Care: Probably one of the best massages of my life was at this random underground spa that we popped into really late one evening called Andamiro. It sadly doesn’t come up on google in The States and I totally didn’t write down the address, but the Park Hyatt Concierge recommended it to us when their spa and JW Spa was booked. I went to a girl named “Yeom Me” and she was seriously a ninja. Their facilities are small and unstated, but the journey made up for it in spades. For anyone familiar with Seoul, JW Spa is an institution for massages and facials. It really is hard to go wrong here, as they have a heated water beds and the most clean and zen facilities. This isn't a traditional jimjilbang (Korean bathhouse) though, if so that is what you are looking for, try going to Siloam Spa or Dragon Hill Spa.

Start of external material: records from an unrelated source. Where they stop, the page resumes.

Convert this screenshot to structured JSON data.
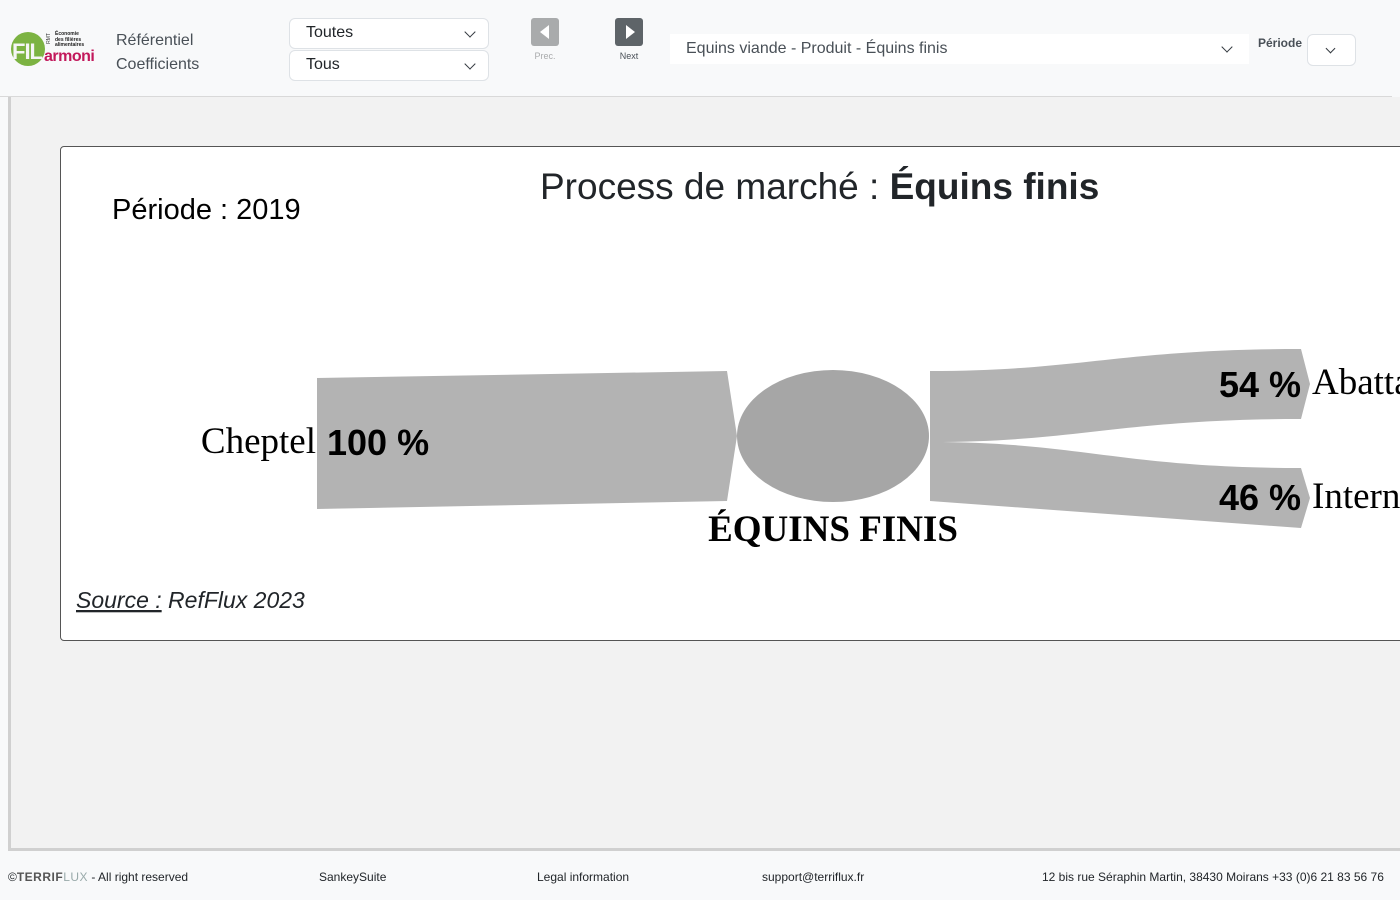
{
  "header": {
    "logo": {
      "badge": "FIL",
      "rmt": "RMT",
      "lines": [
        "Économie",
        "des filières",
        "alimentaires"
      ],
      "wordmark": "armoni"
    },
    "nav": {
      "referentiel": "Référentiel",
      "coefficients": "Coefficients"
    },
    "filter1": "Toutes",
    "filter2": "Tous",
    "prev_label": "Prec.",
    "next_label": "Next",
    "product_select": "Equins viande - Produit - Équins finis",
    "periode_label": "Période",
    "periode_value": ""
  },
  "diagram": {
    "period_label": "Période : 2019",
    "title_prefix": "Process de marché : ",
    "title_bold": "Équins finis",
    "node_label": "ÉQUINS FINIS",
    "source_label": "Source :",
    "source_value": " RefFlux 2023",
    "flows": {
      "input": {
        "label": "Cheptel",
        "percent": "100 %"
      },
      "out1": {
        "label": "Abattage",
        "percent": "54 %"
      },
      "out2": {
        "label": "International",
        "percent": "46 %"
      }
    },
    "colors": {
      "flow": "#b3b3b3",
      "node": "#a6a6a6"
    }
  },
  "footer": {
    "copyright_symbol": "©",
    "brand_main": "TERRIF",
    "brand_accent": "LUX",
    "rights": " - All right reserved",
    "suite": "SankeySuite",
    "legal": "Legal information",
    "email": "support@terriflux.fr",
    "address": "12 bis rue Séraphin Martin, 38430 Moirans +33 (0)6 21 83 56 76"
  }
}
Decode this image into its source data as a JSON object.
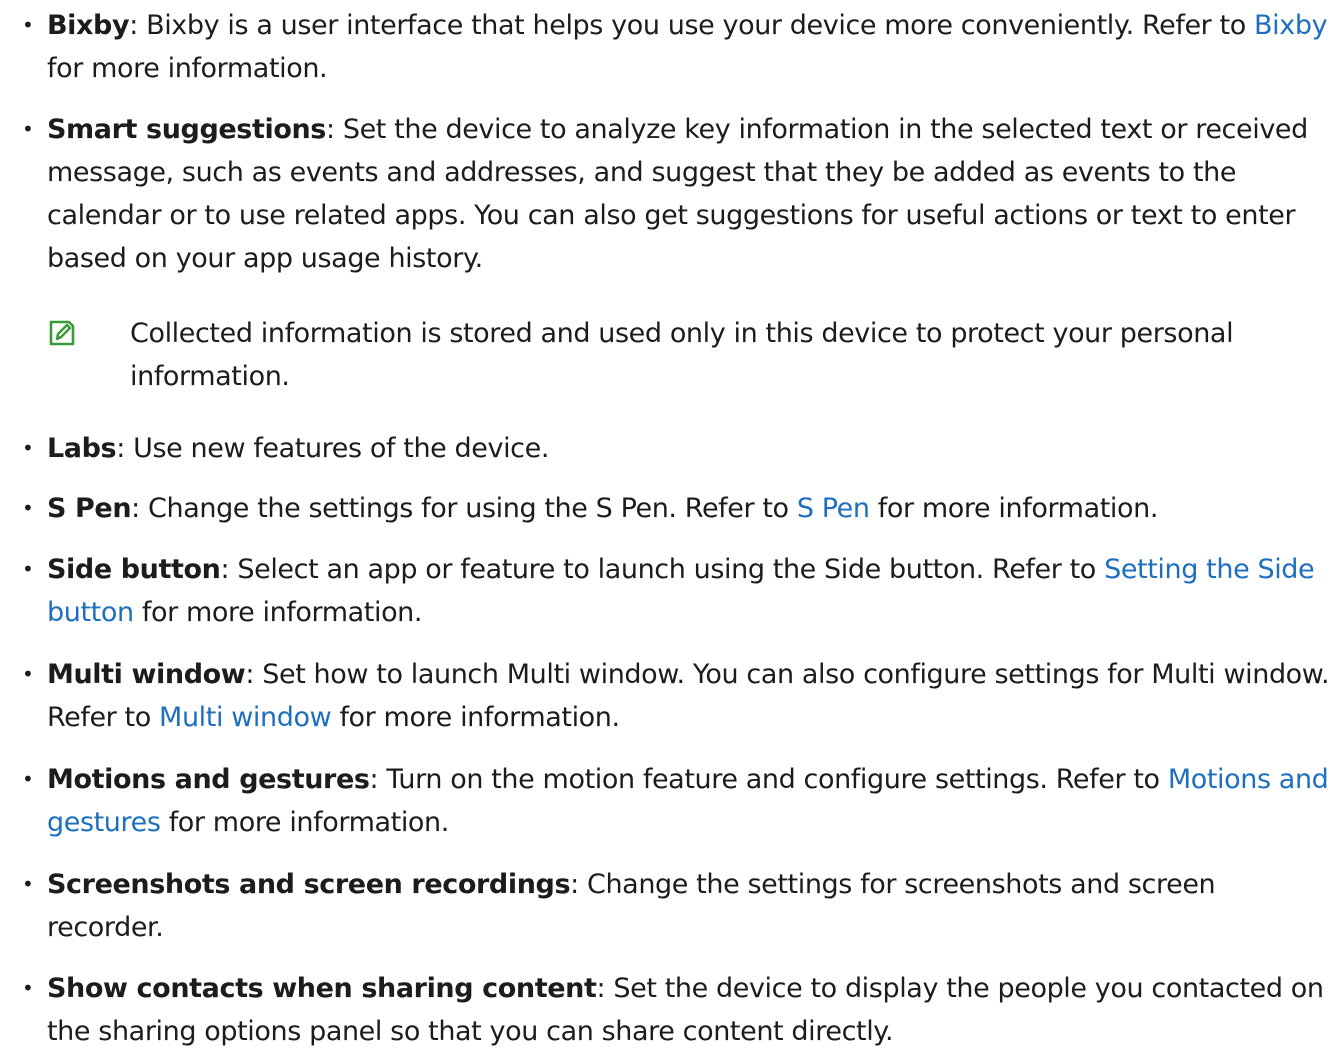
{
  "items": [
    {
      "term": "Bixby",
      "before": ": Bixby is a user interface that helps you use your device more conveniently. Refer to ",
      "link": "Bixby",
      "after": " for more information."
    },
    {
      "term": "Smart suggestions",
      "before": ": Set the device to analyze key information in the selected text or received message, such as events and addresses, and suggest that they be added as events to the calendar or to use related apps. You can also get suggestions for useful actions or text to enter based on your app usage history.",
      "link": "",
      "after": ""
    },
    {
      "term": "Labs",
      "before": ": Use new features of the device.",
      "link": "",
      "after": ""
    },
    {
      "term": "S Pen",
      "before": ": Change the settings for using the S Pen. Refer to ",
      "link": "S Pen",
      "after": " for more information."
    },
    {
      "term": "Side button",
      "before": ": Select an app or feature to launch using the Side button. Refer to ",
      "link": "Setting the Side button",
      "after": " for more information."
    },
    {
      "term": "Multi window",
      "before": ": Set how to launch Multi window. You can also configure settings for Multi window. Refer to ",
      "link": "Multi window",
      "after": " for more information."
    },
    {
      "term": "Motions and gestures",
      "before": ": Turn on the motion feature and configure settings. Refer to ",
      "link": "Motions and gestures",
      "after": " for more information."
    },
    {
      "term": "Screenshots and screen recordings",
      "before": ": Change the settings for screenshots and screen recorder.",
      "link": "",
      "after": ""
    },
    {
      "term": "Show contacts when sharing content",
      "before": ": Set the device to display the people you contacted on the sharing options panel so that you can share content directly.",
      "link": "",
      "after": ""
    }
  ],
  "note": {
    "icon": "note-pencil-icon",
    "text": "Collected information is stored and used only in this device to protect your personal information."
  },
  "colors": {
    "text": "#1c1c1c",
    "link": "#1e6fbf",
    "note_icon": "#3a9a3a"
  }
}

Shop: Seoul is known for their beauty products and beauty regimine, so of course you have to buy Korean beauty brands while visiting Seoul. My favorites are: Dr. Jart, Son & Park, Sulwhasoo, and Shangpree. Myeongdong is touristy, but it's still the go-to place for skincare and cosmetic brands. Garosugil in Gangnam is a fun street to walk on and discover new shops. They say it's the street for fashionistas, but it changes so much that it's really hit or miss, but there are still some chic art galleries, designer shops, and ateliers. Namdaemun Market is for street fashion and a place where you can get all sorts of gifts for your friends back home. Insadong Street you can also find traditional Korean crafts and it's usually the place to go to buy a traditional Korean hanbok (dress). Common Ground is an artsy pop-up mall packed with tons of small local designers and cool Seoul style. And no trip to Seoul is complete without a trip to Dongdaemun (a shopping district that closes at 5am) filled with wholesale and retail goods spread throughout the 26 malls and 30,000 shops.
Play: No trip to Seoul is complete without a stop at my favorite “home” away from home; Bukchon Hanok Village is located in Samcheong-dong and is a Korean traditional village on the mountain in Seoul. It is located between Gyeongbok Palace, Changdeok Palace and Jongmyo Royal Shrine. The village itself has a ton of swirly alleys with traditional atmosphere of the Joseon Dynasty. My favorite thing to do is to go up the hill and have a traditional tea party at Cha Masineun Tteul, the chillest tea spot in all of Seoul. They are known for their rice cake treats, their pumpkin cake, and their traditional teas (my favorite one is the flower teas). Samcheong-dong is also famed for traditional crafts shops where you can find artsy accessories, so make sure to get there early enough to walk around.